Grief is a bitch. Grief is inescapable. Throughout some point in everyone’s life, they will encounter grief to some degree. Profound grief is often misunderstood, overlooked, or not honored as one of life’s greatest challenges. A challenge not to be taken lightly.
The loss of a loved one, or a loss of anything you have come to love, can feel like a brick wall has toppled down upon you, often without warning. When shock accompanies grief the magnitude of pain can be immeasurable. During this time under the wall of bricks the brain might only be capable of registering the intentional struggle to maintain breath and a dim focus on small slivers of light seeping through cracks with little promise of pulling you out of total darkness, hoping all the while to wake up from a bad dream.
As hours, days, and even months pass, more bricks can fall on top of the already enormous pile, crushing away life as you knew it to be, and reminding you you’re still under the inescapable weight of disbelief and sorrow over your tragic loss.
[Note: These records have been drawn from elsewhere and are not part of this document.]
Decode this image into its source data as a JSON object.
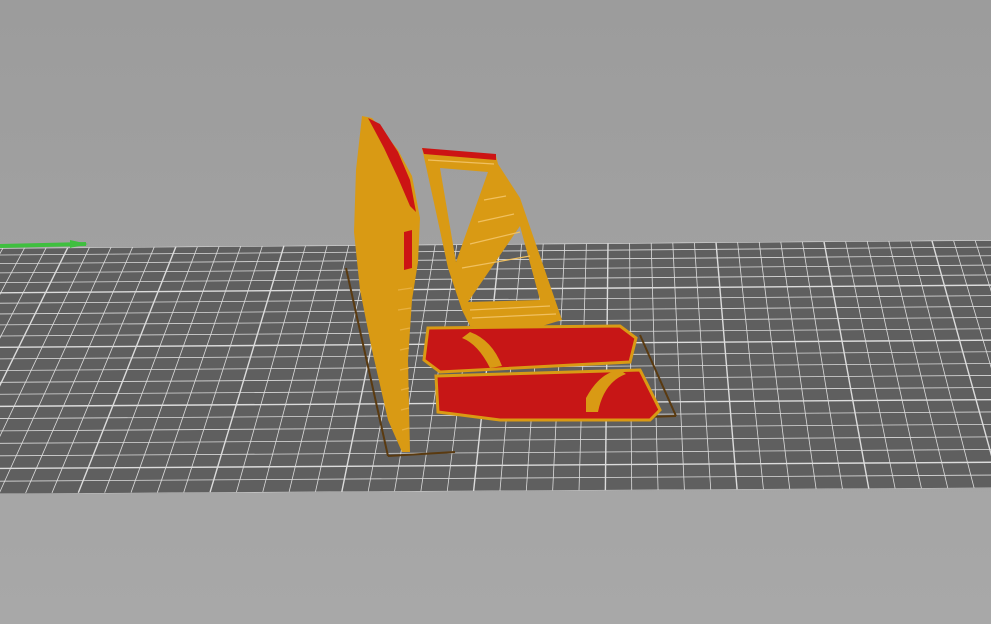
{
  "viewport": {
    "background_top": "#9c9c9c",
    "background_bottom": "#a8a8a8",
    "bed_color": "#5f5f5f",
    "grid_line_color": "#dcdcdc",
    "axis_color": "#3fbf3f"
  },
  "objects": [
    {
      "name": "tall-wing-part",
      "color": "#d99a14",
      "top_color": "#cc1414"
    },
    {
      "name": "triangle-frame-part",
      "color": "#d99a14"
    },
    {
      "name": "rear-flat-part",
      "color": "#c71616",
      "edge_color": "#d99a14"
    },
    {
      "name": "front-flat-part",
      "color": "#c71616",
      "edge_color": "#d99a14"
    }
  ],
  "bed_grid": {
    "columns": 50,
    "rows": 22
  }
}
A weight too heavy to crawl out from under can cause an out-of-body experience simultaneous to your severely shattered heart, leaving you to walk around in a dizzying fog while pretending for the sake of others to be okay.
We are not okay when experiencing extreme grief and we should be careful to not let anyone force us to pretend to be. After the sudden and tragic death of my mother, I slowly tried to make my way back out into public after weeks of being shattered and hiding out by myself, talking only to those who could understand what I’d been through. I knew I had months, and even years, ahead of me to fully process the loss I’d been forced to accept, and I did not need pep-talks from other people trying to persuade me to stop feeling like absolute shit.
I became determined to feel as shitty as I needed to feel, for as long as it took.
But, I had recently started dating a guy who had been a good friend for a long time, and only weeks before my mom became sick and died suddenly, I shared with her my good news about finally being in a relationship again after many years of being alone; which had made her slightly uncomfortable as I crept independently through my forties without putting any effort into finding a suitable partner.
I did not want to lose this man and he did not want me to fall any deeper into the rabbit hole I’d toppled into only nine weeks after he and I launched our romantic relationship. So, I faked being okay long before I came close to being so. And, this fucked me up even more than I’d already become after witnessing my mother suffer for eighteen days and saying goodbye to her as she died in my arms on a morning in February, 2014.
My boyfriend dragged me to Vegas, which I am not a fan of on a good day, let alone in my fifth week of grieving my dead mother, and I became resentful without realizing I had because on the surface we were having a great deal of fun. He dragged me to incredible restaurants and popular bars all over Los Angeles, treated me to seaside massages and front row seats at film festivals and premiers. I tried to love the wonderful adventures he shared with me, but hated every minute of all of it, because grief rules.
There is no escaping grief. There is no pushing it down, or out of the way. There is no covering it up with fantastic meals, or cocktails, or entertainment of any kind. No love, no love-making, no coddling, or caressing can take away grief. Only time can do this.
Only time. And, time is in the internal clock of the beholder. No one can tell you how long grief should take. It comes and goes on it’s own schedule and just when you think you’re climbing out from under the brick wall, another brick comes flying at you from out of nowhere and knocks you out. Cold.
The longer we grieve, the greater potential we have to make others around us uncomfortable by exposing them to witness our deep sadness, despair, anger, or even fear. And, the greater potential we have to perhaps ignite grief within others they never fully realized or dealt with. Fuck that. Grieve away. And, don’t worry about what others think. You deserve to heal in your own time, and in your own way.
I had a woman walk up to me at my kids school three months after my mom died and ask me, “Are you feeling better now?”. I replied, “I haven’t started fully grieving yet, I’m still in too much pain.” She said nothing and walked away looking bewildered and I felt sorry for her.
Strangely, and without any timeline or rules, grief does subside and the agony of missing someone you love finds a special place to live inside your heart without taking your breath away. You will breathe deeply and feel fully again. But, only if you honor grief.